It is said that cotton in Malta was first introduced by the Arabs in around 870 A.D. Maltese women quickly became experts in weaving and dying, and during the time of the Order of the Knights of Saint John, the making of lace (‘bizzilla’) was highly-prized, especially since this craft was very popular, and demand for lace-making continued to increase.
Weaving, embroidery and lace-making were encouraged, both by the Church and the local aristocracy, who loved to adorn themselves and their clothes with it. Life in Malta and Gozo was relatively harsh and craft industries became a main source of income for rural families.
At the time, lace made locally was primarily needle lace. Although during the 16th century, the production of lace was prized and cherished, it almost died out at the end of the 18th century, when the islands were taken over by the French. The craft was however revived during the 19th century, when a British lady, intrigued by this art, sent for bobbin lace makers from Genoa in Italy, to come to Malta. The Maltese used their old traditional needle lace patterns and transposed them into the bobbin lace method of crafting, which was quicker. It was not long after its introduction that Maltese lace developed its own unique style, which became very popular overseas, especially with the British upper class.
The production of bobbin lace, also called pillow-lace making, was particularly popular in Gozo. The demand for lace became so great, that a number of schools were opened, the first one being known as ‘tal-Grieg’ in Rabat, Gozo, and also another important one, called Casa Industriale, was opened in Xagħra some time later.
Generally, Maltese lace is made out of fine cream silk, although sometimes linen and other types of thread are used. The thread is wound around the upper part of the bobbin, which helps the lacemaker manipulate it better. It is then weighed down so that the thinner strand of lace becomes even in thinness. Lace is made on a pillow, locally known as ‘trajbu’, made out of a bundle of dry straw stalks. The bundle is then wrapped up in a piece of hessian cloth and sewn up tightly. The lace pillow is then covered with cotton, several sheets of newspaper, and flour paste, and left in the direct rays of the sun to dry. It is finally covered in strong brown paper. When the ‘trajbu’ is ready, the pattern is pinned to the upper end of the lace thread and then woven around the pins. The lacemaker starts filling in the bobbins, which are usually made of fruit tree wood with thread. This method is also known locally as ‘għazel’.

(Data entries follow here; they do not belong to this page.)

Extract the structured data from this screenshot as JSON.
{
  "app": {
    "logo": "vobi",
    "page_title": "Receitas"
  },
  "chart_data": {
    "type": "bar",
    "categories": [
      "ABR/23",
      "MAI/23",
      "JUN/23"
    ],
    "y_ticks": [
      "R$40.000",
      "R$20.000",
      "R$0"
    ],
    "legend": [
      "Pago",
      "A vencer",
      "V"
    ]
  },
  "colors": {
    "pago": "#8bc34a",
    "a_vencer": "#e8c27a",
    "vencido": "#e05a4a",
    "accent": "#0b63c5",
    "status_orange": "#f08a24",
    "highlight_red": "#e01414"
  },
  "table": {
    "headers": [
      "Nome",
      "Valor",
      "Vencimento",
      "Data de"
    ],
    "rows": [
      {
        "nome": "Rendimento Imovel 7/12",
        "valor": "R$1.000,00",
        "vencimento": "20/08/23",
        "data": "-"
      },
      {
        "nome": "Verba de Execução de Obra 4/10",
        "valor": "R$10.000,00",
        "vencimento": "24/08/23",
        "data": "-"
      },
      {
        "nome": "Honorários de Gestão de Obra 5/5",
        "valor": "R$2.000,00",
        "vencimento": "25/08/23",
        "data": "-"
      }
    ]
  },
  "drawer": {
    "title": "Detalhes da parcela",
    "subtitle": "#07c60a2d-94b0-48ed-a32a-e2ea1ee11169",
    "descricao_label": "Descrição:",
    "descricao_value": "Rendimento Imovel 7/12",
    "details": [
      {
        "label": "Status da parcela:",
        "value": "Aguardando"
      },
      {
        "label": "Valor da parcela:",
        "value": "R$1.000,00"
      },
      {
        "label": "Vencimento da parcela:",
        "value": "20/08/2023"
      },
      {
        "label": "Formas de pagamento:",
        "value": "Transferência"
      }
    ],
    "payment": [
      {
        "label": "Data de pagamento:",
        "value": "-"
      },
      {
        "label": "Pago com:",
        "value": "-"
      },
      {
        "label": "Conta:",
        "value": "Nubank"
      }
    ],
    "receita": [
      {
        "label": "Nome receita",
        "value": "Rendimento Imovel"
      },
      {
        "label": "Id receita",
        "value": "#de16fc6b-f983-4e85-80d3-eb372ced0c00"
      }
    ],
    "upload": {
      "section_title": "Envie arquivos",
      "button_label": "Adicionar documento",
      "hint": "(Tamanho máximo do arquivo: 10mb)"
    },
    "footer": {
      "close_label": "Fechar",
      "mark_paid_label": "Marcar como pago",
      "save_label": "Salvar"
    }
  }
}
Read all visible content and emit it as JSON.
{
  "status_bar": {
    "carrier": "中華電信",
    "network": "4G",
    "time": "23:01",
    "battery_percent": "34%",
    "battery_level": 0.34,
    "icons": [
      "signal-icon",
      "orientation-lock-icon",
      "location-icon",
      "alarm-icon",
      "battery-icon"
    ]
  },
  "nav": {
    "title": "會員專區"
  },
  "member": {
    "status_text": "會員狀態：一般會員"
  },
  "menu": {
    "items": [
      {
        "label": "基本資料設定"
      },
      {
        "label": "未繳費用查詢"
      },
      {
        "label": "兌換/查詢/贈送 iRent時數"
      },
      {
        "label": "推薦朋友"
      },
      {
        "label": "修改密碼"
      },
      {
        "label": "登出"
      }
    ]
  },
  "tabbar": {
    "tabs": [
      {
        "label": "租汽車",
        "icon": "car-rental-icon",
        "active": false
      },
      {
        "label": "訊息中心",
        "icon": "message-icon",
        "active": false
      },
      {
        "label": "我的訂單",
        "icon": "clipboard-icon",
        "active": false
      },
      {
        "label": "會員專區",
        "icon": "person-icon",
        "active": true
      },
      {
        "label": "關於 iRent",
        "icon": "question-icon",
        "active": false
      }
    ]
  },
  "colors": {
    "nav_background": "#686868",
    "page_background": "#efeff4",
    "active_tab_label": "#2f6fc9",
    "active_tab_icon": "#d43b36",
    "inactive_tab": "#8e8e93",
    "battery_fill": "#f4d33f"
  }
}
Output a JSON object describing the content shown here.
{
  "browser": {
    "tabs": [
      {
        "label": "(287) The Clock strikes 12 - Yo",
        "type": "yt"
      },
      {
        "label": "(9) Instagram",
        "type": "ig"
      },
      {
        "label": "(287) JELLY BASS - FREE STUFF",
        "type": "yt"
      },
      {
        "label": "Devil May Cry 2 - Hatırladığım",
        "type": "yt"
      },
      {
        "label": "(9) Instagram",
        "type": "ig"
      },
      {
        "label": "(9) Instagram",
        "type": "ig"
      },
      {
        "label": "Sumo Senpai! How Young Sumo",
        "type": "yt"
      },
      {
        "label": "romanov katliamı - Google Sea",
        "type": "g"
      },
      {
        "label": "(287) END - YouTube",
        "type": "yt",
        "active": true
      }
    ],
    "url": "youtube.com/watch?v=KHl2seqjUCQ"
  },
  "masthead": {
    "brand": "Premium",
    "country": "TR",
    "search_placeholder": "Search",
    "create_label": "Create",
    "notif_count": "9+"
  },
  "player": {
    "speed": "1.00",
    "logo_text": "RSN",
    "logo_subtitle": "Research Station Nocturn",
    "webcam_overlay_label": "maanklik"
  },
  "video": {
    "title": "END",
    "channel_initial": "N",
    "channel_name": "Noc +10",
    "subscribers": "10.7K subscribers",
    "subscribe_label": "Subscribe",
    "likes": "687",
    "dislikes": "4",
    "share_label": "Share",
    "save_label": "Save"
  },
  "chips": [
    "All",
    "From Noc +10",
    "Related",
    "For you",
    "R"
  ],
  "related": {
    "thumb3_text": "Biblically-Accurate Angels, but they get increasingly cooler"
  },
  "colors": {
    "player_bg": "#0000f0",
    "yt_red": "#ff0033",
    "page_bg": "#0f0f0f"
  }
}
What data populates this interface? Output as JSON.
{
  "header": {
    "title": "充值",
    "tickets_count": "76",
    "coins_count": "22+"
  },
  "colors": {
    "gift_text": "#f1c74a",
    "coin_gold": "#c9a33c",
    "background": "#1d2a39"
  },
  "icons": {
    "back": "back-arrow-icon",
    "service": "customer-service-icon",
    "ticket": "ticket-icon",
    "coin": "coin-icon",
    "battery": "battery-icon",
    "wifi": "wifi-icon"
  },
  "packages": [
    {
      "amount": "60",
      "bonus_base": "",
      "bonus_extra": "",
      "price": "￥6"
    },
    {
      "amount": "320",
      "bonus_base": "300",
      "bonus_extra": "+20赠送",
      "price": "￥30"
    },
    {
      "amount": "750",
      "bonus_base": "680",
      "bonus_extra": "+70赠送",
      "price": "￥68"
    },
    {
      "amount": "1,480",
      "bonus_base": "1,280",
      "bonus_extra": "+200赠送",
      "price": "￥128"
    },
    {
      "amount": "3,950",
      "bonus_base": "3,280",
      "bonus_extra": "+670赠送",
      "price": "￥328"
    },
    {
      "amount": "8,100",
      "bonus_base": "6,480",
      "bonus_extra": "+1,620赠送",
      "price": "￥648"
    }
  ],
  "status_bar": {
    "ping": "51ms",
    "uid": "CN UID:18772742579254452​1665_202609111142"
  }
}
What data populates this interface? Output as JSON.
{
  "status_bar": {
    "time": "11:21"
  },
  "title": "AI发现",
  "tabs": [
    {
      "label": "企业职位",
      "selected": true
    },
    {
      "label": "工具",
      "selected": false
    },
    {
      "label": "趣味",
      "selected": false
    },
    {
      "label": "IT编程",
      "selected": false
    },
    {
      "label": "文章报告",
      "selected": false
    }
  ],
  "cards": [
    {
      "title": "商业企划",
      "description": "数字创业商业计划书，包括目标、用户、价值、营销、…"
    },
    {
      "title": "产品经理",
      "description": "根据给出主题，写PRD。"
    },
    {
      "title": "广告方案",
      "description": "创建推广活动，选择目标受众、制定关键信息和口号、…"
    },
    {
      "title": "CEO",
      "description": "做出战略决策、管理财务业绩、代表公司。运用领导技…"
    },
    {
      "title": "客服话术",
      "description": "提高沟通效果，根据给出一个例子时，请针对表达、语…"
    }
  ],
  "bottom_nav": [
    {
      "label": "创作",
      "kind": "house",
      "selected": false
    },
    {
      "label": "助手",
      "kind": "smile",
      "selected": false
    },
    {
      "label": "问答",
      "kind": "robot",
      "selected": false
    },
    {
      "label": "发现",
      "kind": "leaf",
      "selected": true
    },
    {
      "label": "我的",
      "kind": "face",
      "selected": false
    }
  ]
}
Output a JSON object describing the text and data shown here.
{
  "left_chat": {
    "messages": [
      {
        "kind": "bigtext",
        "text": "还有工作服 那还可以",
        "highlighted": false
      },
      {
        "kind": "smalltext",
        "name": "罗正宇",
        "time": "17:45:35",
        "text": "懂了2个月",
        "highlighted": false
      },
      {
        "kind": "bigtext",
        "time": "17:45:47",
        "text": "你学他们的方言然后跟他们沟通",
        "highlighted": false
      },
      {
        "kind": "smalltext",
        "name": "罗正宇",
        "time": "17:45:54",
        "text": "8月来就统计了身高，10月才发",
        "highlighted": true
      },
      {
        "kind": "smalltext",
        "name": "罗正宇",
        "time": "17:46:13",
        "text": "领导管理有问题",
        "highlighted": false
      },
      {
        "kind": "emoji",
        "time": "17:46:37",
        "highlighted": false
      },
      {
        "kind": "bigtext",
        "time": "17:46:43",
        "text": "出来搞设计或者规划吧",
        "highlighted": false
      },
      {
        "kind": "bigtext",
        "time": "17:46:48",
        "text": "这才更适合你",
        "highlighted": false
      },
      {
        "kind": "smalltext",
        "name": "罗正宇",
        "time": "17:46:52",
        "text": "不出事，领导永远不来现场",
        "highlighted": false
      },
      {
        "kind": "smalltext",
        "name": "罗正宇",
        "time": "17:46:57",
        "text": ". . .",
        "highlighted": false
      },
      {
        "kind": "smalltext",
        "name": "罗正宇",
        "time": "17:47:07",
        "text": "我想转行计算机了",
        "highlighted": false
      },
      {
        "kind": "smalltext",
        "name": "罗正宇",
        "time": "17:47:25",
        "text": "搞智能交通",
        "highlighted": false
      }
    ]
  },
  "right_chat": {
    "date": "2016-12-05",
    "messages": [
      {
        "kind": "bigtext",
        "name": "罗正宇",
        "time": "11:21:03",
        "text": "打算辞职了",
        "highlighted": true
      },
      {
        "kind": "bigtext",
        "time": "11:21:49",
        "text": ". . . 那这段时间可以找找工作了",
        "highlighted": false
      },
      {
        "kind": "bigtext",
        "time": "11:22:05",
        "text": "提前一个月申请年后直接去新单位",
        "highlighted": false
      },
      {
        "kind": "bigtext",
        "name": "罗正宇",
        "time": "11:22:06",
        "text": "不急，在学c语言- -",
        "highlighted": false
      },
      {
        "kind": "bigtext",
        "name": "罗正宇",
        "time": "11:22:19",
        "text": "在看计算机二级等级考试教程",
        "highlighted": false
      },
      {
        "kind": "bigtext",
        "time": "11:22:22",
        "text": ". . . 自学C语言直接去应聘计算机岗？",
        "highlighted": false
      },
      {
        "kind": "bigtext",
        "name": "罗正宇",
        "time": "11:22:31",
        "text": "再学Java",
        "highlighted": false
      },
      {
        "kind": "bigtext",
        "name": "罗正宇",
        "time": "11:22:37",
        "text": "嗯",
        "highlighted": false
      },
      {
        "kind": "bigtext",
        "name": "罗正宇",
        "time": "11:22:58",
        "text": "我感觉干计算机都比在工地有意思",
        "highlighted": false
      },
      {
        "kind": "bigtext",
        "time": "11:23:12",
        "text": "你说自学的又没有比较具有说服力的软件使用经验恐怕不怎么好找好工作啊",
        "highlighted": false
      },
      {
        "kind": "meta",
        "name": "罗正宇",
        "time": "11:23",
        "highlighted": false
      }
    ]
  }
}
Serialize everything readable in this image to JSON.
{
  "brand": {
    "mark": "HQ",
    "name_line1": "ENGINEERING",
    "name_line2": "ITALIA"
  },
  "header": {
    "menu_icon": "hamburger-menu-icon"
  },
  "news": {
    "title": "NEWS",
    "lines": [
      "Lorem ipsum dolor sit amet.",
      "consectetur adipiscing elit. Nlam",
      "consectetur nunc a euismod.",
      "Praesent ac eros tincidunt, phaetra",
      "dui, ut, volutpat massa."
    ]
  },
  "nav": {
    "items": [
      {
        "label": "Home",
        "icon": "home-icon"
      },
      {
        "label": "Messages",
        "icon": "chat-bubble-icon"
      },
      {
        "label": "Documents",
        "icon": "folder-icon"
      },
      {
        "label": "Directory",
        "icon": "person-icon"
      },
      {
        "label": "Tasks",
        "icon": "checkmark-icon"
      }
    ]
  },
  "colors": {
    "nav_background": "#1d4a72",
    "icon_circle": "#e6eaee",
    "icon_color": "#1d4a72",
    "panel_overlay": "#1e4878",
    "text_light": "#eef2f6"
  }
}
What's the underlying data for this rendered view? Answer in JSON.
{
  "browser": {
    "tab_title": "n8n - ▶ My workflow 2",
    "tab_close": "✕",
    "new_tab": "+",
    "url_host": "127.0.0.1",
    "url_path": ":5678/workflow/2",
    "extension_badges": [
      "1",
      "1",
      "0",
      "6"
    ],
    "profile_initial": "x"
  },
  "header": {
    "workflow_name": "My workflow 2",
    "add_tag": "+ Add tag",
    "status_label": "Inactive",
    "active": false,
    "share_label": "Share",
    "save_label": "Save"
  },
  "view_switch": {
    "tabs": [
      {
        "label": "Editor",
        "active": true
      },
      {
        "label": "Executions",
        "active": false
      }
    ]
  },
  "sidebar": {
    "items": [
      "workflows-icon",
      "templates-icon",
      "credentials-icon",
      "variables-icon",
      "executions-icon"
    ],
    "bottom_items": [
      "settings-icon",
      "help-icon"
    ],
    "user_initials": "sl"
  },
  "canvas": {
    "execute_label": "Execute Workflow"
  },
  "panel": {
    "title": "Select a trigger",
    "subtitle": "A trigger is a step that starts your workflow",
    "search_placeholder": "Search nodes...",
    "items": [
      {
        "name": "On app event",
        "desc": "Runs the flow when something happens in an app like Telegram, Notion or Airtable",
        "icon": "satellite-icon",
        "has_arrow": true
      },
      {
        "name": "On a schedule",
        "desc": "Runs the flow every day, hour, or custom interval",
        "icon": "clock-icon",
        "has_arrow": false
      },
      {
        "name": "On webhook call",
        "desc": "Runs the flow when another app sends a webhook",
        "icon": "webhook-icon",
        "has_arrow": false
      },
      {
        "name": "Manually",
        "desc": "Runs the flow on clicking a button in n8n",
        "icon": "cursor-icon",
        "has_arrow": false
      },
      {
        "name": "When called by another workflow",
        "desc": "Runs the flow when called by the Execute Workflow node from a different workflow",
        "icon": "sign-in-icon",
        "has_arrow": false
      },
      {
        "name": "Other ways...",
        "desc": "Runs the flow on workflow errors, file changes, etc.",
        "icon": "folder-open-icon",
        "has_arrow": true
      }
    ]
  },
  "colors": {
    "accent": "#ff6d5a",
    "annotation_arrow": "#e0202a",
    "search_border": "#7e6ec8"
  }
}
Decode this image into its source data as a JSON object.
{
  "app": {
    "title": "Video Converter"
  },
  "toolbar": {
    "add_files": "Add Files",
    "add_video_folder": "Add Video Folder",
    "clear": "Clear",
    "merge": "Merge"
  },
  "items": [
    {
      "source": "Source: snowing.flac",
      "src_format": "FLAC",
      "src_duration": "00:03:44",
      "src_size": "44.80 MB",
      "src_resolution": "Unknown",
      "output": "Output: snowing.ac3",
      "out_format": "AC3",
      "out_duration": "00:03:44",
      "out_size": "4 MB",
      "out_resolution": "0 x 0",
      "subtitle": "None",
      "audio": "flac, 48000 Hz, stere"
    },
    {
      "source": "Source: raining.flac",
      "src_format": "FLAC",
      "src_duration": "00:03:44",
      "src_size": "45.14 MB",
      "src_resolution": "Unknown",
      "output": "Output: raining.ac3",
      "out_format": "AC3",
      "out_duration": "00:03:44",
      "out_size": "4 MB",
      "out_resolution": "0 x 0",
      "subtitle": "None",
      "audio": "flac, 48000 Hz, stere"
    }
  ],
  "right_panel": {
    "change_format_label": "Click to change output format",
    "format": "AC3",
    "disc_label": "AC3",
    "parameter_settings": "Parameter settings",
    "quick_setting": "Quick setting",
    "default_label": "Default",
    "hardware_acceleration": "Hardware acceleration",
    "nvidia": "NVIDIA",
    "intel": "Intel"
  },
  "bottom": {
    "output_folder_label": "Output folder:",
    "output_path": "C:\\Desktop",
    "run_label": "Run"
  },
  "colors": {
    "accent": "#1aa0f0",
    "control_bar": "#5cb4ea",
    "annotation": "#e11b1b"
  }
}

Motivated by the positive demand, the art of lace-making spread from mother to daughter and across neighbours and friends. Women used to take out their ‘trajbu’ on the doorstep and work while chatting with their acquaintances and passers-by.
Gozo lace in particular is known for a number of particular patterns and motifs. These include the Maltese 8-pointed cross, as well as a motif of closely worked leaves known as “wheat ears” or “oats”. Lacemaking is a work of art; the minute attention to detail, the hand-crafted patterns, and the patience needed to stitch such intricate work, is not something which everyone is capable of doing. Unfortunately, many traditional patterns and original designs were lost with the passage of time, and yet, lacemaking remains one of our most important traditions.
In order to further nurture this craft, in 1996, a Lacemaking Programme was created at the University of Malta – Gozo Centre, to teach lace on a higher accademic level.
The Lacemaking Programme resulted in the setting-up of the “Koperattiva Għawdxija tal-Bizzilla u Artiġjanat” and the Malta Lace Guild was established in 2000. In 2005, the Malta Lace Club (‘Klabb tal-Bizzilla Maltija’) was also created in order to foster the socialising of lacemakers.